- **How to complete this task**:
The entries that follow need to be retyped verbatim.

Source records
********

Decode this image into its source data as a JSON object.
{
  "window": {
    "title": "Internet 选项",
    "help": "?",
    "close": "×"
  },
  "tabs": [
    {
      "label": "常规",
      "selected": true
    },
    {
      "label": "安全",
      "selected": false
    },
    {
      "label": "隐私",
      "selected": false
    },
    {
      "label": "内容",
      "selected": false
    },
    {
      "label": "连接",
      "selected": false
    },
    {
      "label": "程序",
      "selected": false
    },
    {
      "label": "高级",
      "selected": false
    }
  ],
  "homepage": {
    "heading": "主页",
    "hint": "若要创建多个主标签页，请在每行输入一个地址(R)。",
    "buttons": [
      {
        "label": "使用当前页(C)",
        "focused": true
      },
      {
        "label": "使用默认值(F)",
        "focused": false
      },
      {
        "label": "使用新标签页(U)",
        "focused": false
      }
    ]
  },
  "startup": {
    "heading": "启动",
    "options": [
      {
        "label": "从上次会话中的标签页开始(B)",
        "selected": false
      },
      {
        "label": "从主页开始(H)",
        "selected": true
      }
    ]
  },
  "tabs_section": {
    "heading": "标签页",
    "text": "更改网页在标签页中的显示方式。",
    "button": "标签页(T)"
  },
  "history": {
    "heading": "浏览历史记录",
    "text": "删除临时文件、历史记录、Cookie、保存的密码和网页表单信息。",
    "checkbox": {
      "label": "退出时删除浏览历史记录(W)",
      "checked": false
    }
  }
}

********

- **Solved problem**:
Decode this image into its source data as a JSON object.
{
  "window": {
    "title": "Internet 选项",
    "help": "?",
    "close": "×"
  },
  "tabs": [
    {
      "label": "常规",
      "selected": true
    },
    {
      "label": "安全",
      "selected": false
    },
    {
      "label": "隐私",
      "selected": false
    },
    {
      "label": "内容",
      "selected": false
    },
    {
      "label": "连接",
      "selected": false
    },
    {
      "label": "程序",
      "selected": false
    },
    {
      "label": "高级",
      "selected": false
    }
  ],
  "homepage": {
    "heading": "主页",
    "hint": "若要创建多个主标签页，请在每行输入一个地址(R)。",
    "buttons": [
      {
        "label": "使用当前页(C)",
        "focused": true
      },
      {
        "label": "使用默认值(F)",
        "focused": false
      },
      {
        "label": "使用新标签页(U)",
        "focused": false
      }
    ]
  },
  "startup": {
    "heading": "启动",
    "options": [
      {
        "label": "从上次会话中的标签页开始(B)",
        "selected": false
      },
      {
        "label": "从主页开始(H)",
        "selected": true
      }
    ]
  },
  "tabs_section": {
    "heading": "标签页",
    "text": "更改网页在标签页中的显示方式。",
    "button": "标签页(T)"
  },
  "history": {
    "heading": "浏览历史记录",
    "text": "删除临时文件、历史记录、Cookie、保存的密码和网页表单信息。",
    "checkbox": {
      "label": "退出时删除浏览历史记录(W)",
      "checked": false
    }
  }
}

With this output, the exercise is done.